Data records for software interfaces
☆ ☆ ☆
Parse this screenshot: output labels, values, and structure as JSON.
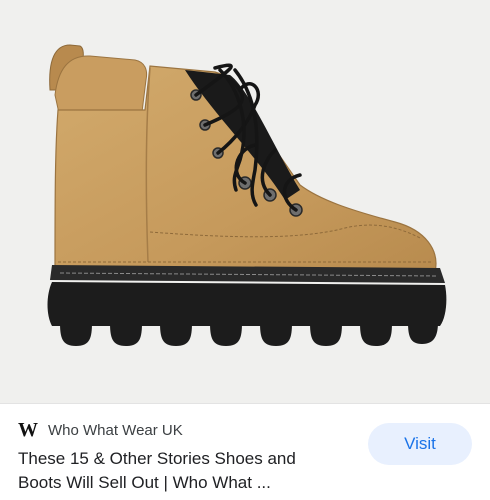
{
  "result_card": {
    "image_subject": "tan suede lace-up hiking boot with black lugged platform sole",
    "source": {
      "logo_icon": "who-what-wear-w-logo",
      "logo_text": "W",
      "site_name": "Who What Wear UK"
    },
    "title_line_1": "These 15 & Other Stories Shoes and",
    "title_line_2": "Boots Will Sell Out | Who What ...",
    "visit_label": "Visit"
  },
  "colors": {
    "background": "#f0f0ee",
    "boot_leather": "#c9a062",
    "sole": "#1c1c1c",
    "visit_button_bg": "#e8f0fe",
    "visit_button_text": "#1a73e8"
  }
}
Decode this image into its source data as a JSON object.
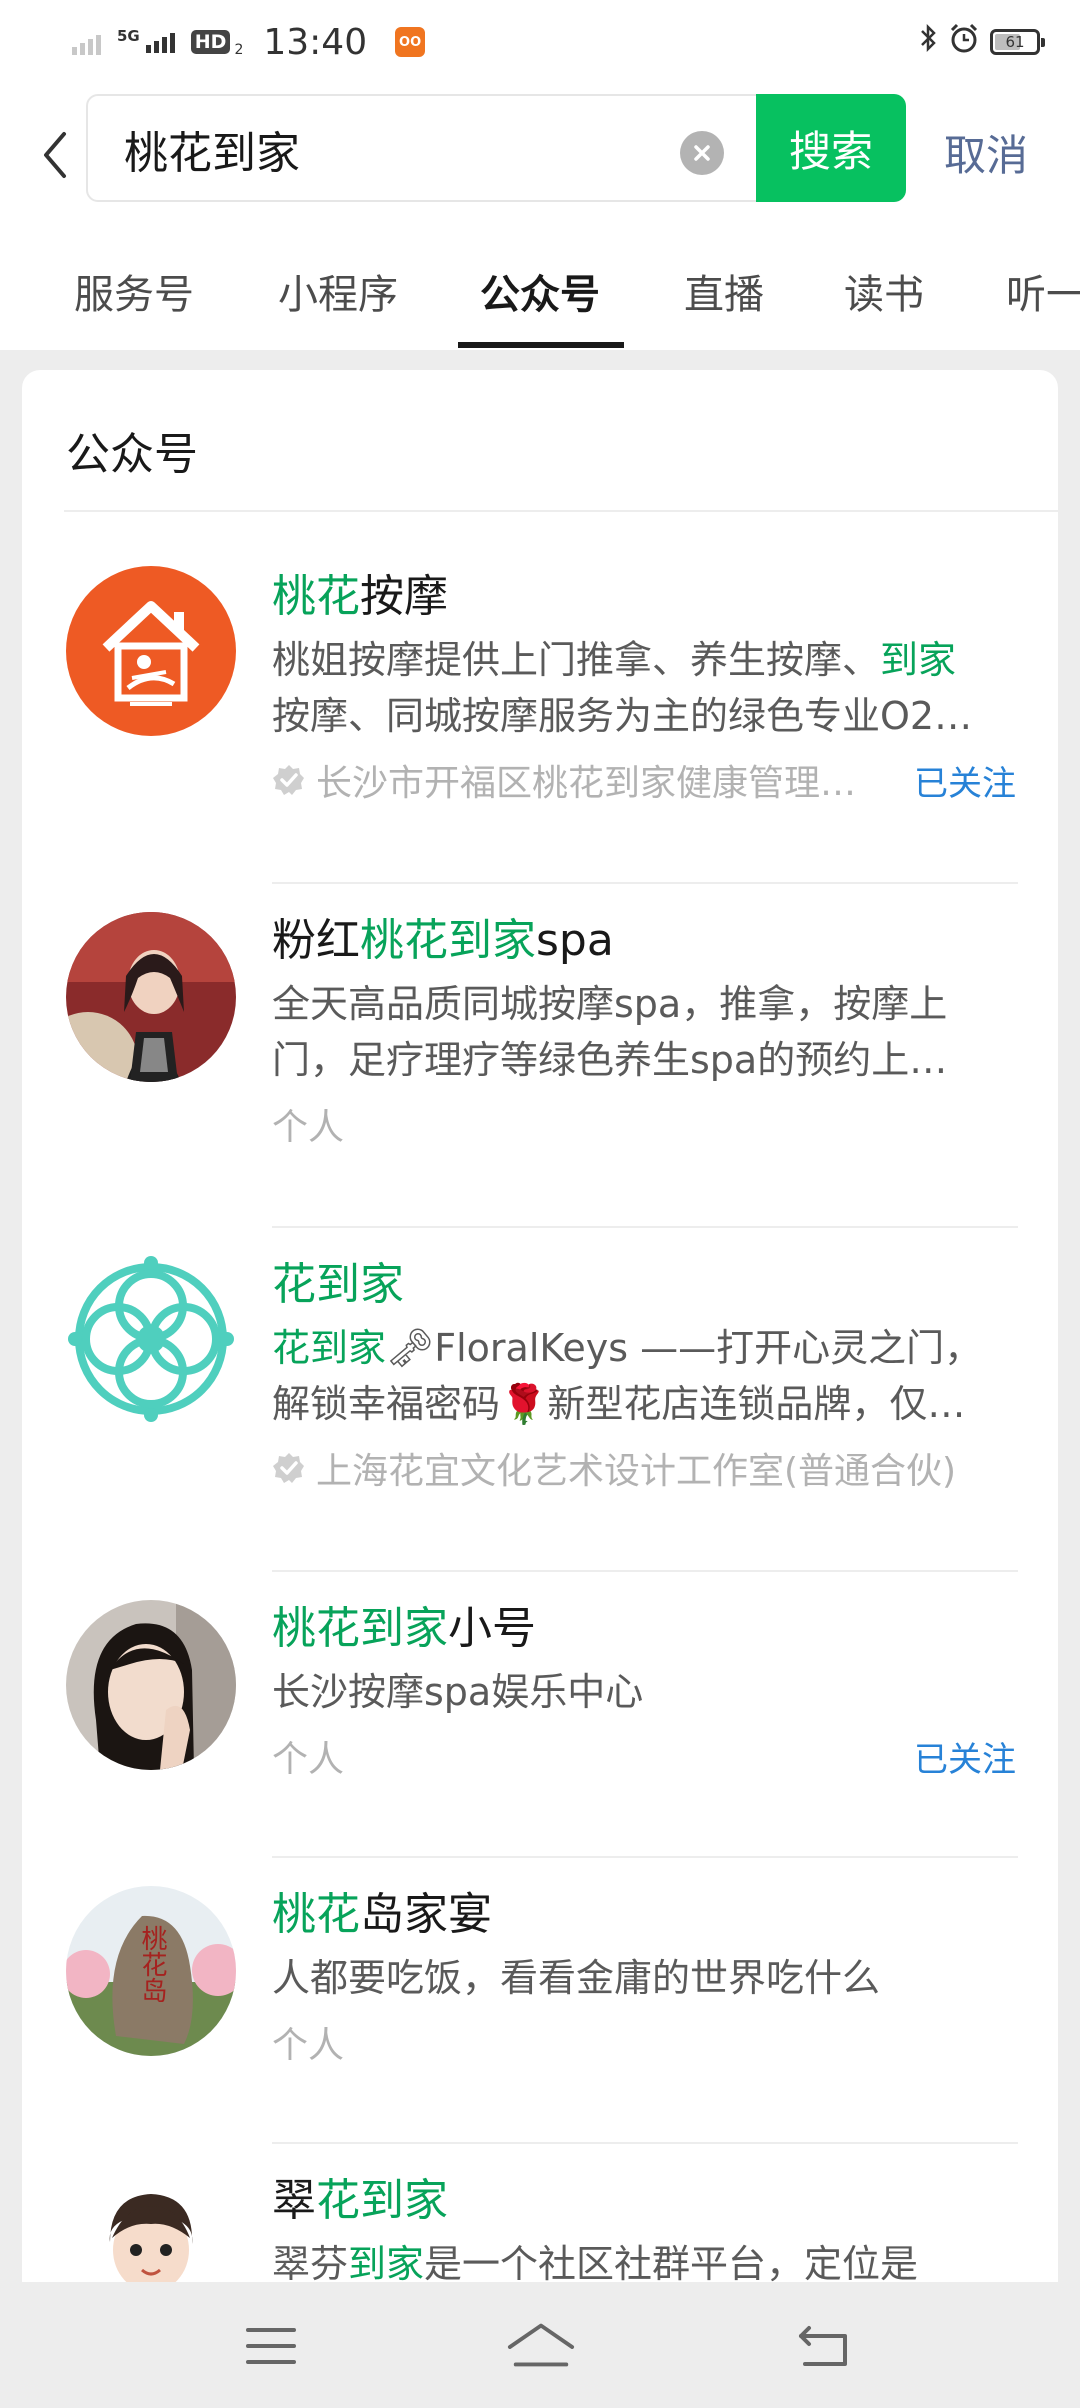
{
  "status_bar": {
    "network": "5G",
    "hd": "HD",
    "hd_sub": "2",
    "time": "13:40",
    "app_badge": "OO",
    "battery": "61",
    "battery_level_percent": 61
  },
  "search": {
    "query": "桃花到家",
    "search_label": "搜索",
    "cancel_label": "取消"
  },
  "tabs": [
    {
      "label": "服务号"
    },
    {
      "label": "小程序"
    },
    {
      "label": "公众号"
    },
    {
      "label": "直播"
    },
    {
      "label": "读书"
    },
    {
      "label": "听一"
    }
  ],
  "section_title": "公众号",
  "results": [
    {
      "name_hl": "桃花",
      "name_rest": "按摩",
      "name_mid": "",
      "desc_line1_a": "桃姐按摩提供上门推拿、养生按摩、",
      "desc_line1_hl": "到家",
      "desc_line2": "按摩、同城按摩服务为主的绿色专业O2…",
      "meta": "长沙市开福区桃花到家健康管理…",
      "followed": "已关注"
    },
    {
      "name_pre": "粉红",
      "name_hl": "桃花到家",
      "name_rest": "spa",
      "desc_line1": "全天高品质同城按摩spa，推拿，按摩上",
      "desc_line2": "门，足疗理疗等绿色养生spa的预约上…",
      "meta": "个人"
    },
    {
      "name_hl": "花到家",
      "desc_line1_hl": "花到家",
      "desc_line1_key": "🗝",
      "desc_line1_b": "FloralKeys ——打开心灵之门，",
      "desc_line2_a": "解锁幸福密码",
      "desc_line2_rose": "🌹",
      "desc_line2_b": "新型花店连锁品牌，仅…",
      "meta": "上海花宜文化艺术设计工作室(普通合伙)"
    },
    {
      "name_hl": "桃花到家",
      "name_rest": "小号",
      "desc_line1": "长沙按摩spa娱乐中心",
      "meta": "个人",
      "followed": "已关注"
    },
    {
      "name_hl": "桃花",
      "name_rest": "岛家宴",
      "desc_line1": "人都要吃饭，看看金庸的世界吃什么",
      "meta": "个人",
      "avatar_text": "桃花岛"
    },
    {
      "name_pre": "翠",
      "name_hl": "花到家",
      "desc_line1_a": "翠芬",
      "desc_line1_hl": "到家",
      "desc_line1_b": "是一个社区社群平台，定位是"
    }
  ],
  "colors": {
    "wechat_green": "#07c160",
    "highlight_green": "#07a35a",
    "link_blue": "#576b95",
    "followed_blue": "#2782d7"
  },
  "icons": {
    "back": "chevron-left-icon",
    "clear": "clear-icon",
    "verified": "verified-icon",
    "menu": "menu-icon",
    "home": "home-icon",
    "back_nav": "back-icon"
  }
}
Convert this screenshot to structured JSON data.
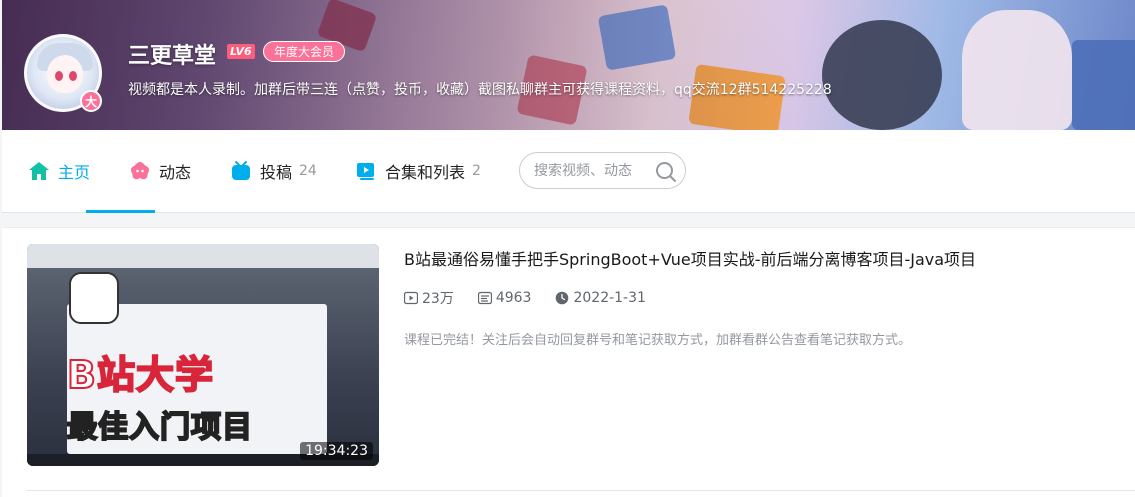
{
  "profile": {
    "username": "三更草堂",
    "level": "LV6",
    "vip_badge": "年度大会员",
    "avatar_badge": "大",
    "signature": "视频都是本人录制。加群后带三连（点赞，投币，收藏）截图私聊群主可获得课程资料，qq交流12群514225228"
  },
  "nav": {
    "home": {
      "label": "主页",
      "icon": "home-icon"
    },
    "dynamic": {
      "label": "动态",
      "icon": "dynamic-icon"
    },
    "uploads": {
      "label": "投稿",
      "count": "24",
      "icon": "tv-icon"
    },
    "collections": {
      "label": "合集和列表",
      "count": "2",
      "icon": "playlist-icon"
    }
  },
  "search": {
    "placeholder": "搜索视频、动态",
    "icon": "search-icon"
  },
  "video": {
    "title": "B站最通俗易懂手把手SpringBoot+Vue项目实战-前后端分离博客项目-Java项目",
    "views": "23万",
    "danmaku": "4963",
    "date": "2022-1-31",
    "description": "课程已完结！关注后会自动回复群号和笔记获取方式，加群看群公告查看笔记获取方式。",
    "duration": "19:34:23",
    "thumb_text_main": "B站大学",
    "thumb_text_sub": "最佳入门项目"
  },
  "colors": {
    "accent": "#00aeec",
    "pink": "#fb7299",
    "text": "#18191c",
    "muted": "#9499a0"
  }
}
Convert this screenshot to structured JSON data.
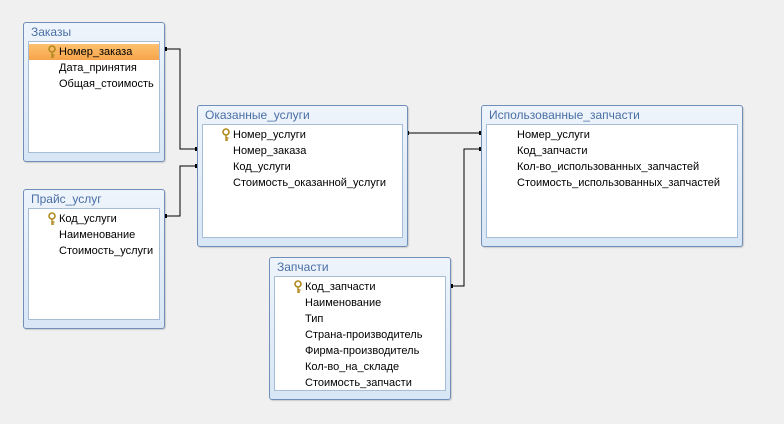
{
  "tables": {
    "zakazy": {
      "title": "Заказы",
      "fields": [
        "Номер_заказа",
        "Дата_принятия",
        "Общая_стоимость"
      ]
    },
    "prais": {
      "title": "Прайс_услуг",
      "fields": [
        "Код_услуги",
        "Наименование",
        "Стоимость_услуги"
      ]
    },
    "okazannye": {
      "title": "Оказанные_услуги",
      "fields": [
        "Номер_услуги",
        "Номер_заказа",
        "Код_услуги",
        "Стоимость_оказанной_услуги"
      ]
    },
    "ispolzovannye": {
      "title": "Использованные_запчасти",
      "fields": [
        "Номер_услуги",
        "Код_запчасти",
        "Кол-во_использованных_запчастей",
        "Стоимость_использованных_запчастей"
      ]
    },
    "zapchasti": {
      "title": "Запчасти",
      "fields": [
        "Код_запчасти",
        "Наименование",
        "Тип",
        "Страна-производитель",
        "Фирма-производитель",
        "Кол-во_на_складе",
        "Стоимость_запчасти"
      ]
    }
  },
  "key_icon": "key-icon",
  "colors": {
    "background": "#f0f0f0",
    "title_text": "#4a6fa5",
    "selected_field": "#f7b05a",
    "relationship_line": "#000000"
  }
}
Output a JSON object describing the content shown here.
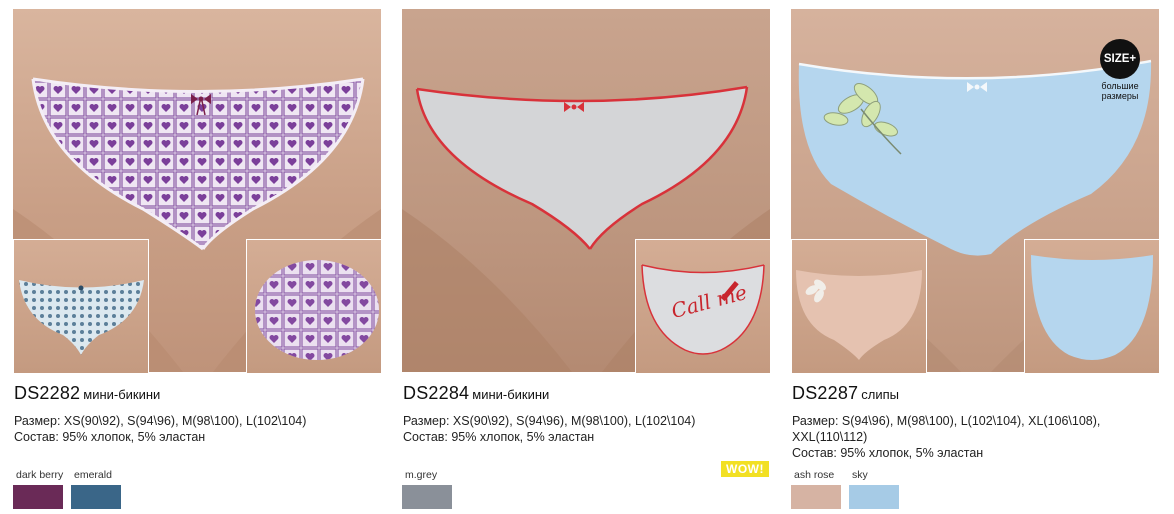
{
  "products": [
    {
      "code": "DS2282",
      "type": "мини-бикини",
      "size": "Размер: XS(90\\92), S(94\\96), M(98\\100), L(102\\104)",
      "composition": "Состав: 95% хлопок, 5% эластан",
      "colors": [
        {
          "name": "dark berry",
          "hex": "#6a2a57"
        },
        {
          "name": "emerald",
          "hex": "#3a6688"
        }
      ]
    },
    {
      "code": "DS2284",
      "type": "мини-бикини",
      "size": "Размер: XS(90\\92), S(94\\96), M(98\\100), L(102\\104)",
      "composition": "Состав: 95% хлопок, 5% эластан",
      "badge": "WOW!",
      "print_text": "Call me",
      "colors": [
        {
          "name": "m.grey",
          "hex": "#8a9099"
        }
      ]
    },
    {
      "code": "DS2287",
      "type": "слипы",
      "size": "Размер: S(94\\96), M(98\\100), L(102\\104), XL(106\\108), XXL(110\\112)",
      "composition": "Состав: 95% хлопок, 5% эластан",
      "size_badge": {
        "title": "SIZE+",
        "subtitle": "большие размеры"
      },
      "colors": [
        {
          "name": "ash rose",
          "hex": "#d6b3a3"
        },
        {
          "name": "sky",
          "hex": "#a6cbe6"
        }
      ]
    }
  ]
}
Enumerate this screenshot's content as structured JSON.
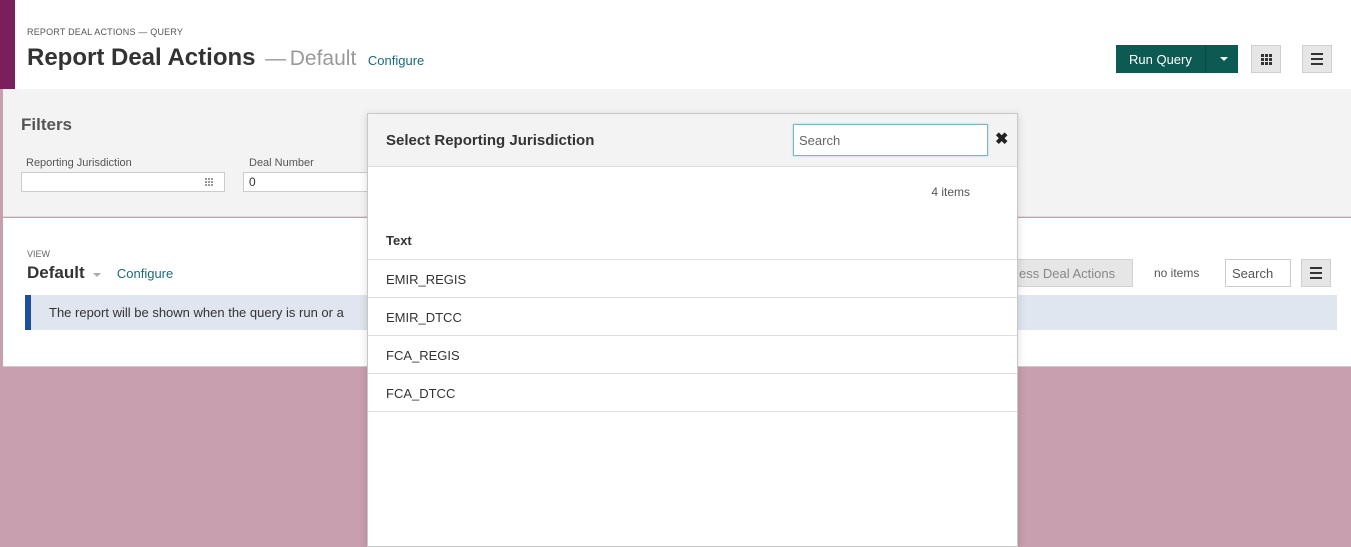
{
  "header": {
    "breadcrumb": "REPORT DEAL ACTIONS — QUERY",
    "title": "Report Deal Actions",
    "separator": "—",
    "view_name": "Default",
    "configure_label": "Configure",
    "run_query_label": "Run Query"
  },
  "filters": {
    "title": "Filters",
    "fields": [
      {
        "label": "Reporting Jurisdiction",
        "value": ""
      },
      {
        "label": "Deal Number",
        "value": "0"
      }
    ]
  },
  "view": {
    "label": "VIEW",
    "name": "Default",
    "configure_label": "Configure",
    "notice": "The report will be shown when the query is run or a",
    "process_button_label": "ess Deal Actions",
    "count": "no items",
    "search_placeholder": "Search"
  },
  "modal": {
    "title": "Select Reporting Jurisdiction",
    "search_placeholder": "Search",
    "count": "4 items",
    "column_header": "Text",
    "items": [
      "EMIR_REGIS",
      "EMIR_DTCC",
      "FCA_REGIS",
      "FCA_DTCC"
    ]
  },
  "colors": {
    "brand_bar": "#7a1f5c",
    "run_button": "#0d5a52",
    "page_background": "#c79fae",
    "notice_accent": "#1f4e9e",
    "link": "#1a6b7d"
  },
  "icons": {
    "grid": "grid-icon",
    "menu": "menu-icon",
    "close": "close-icon",
    "lookup": "lookup-icon",
    "caret": "chevron-down-icon"
  }
}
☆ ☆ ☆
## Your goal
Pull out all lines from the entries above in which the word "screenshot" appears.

## Response to the task
Parse this screenshot: output labels, values, and structure as JSON.
Convert this screenshot to structured JSON data.
Convert this screenshot to structured JSON data.
Enumerate this screenshot's content as structured JSON.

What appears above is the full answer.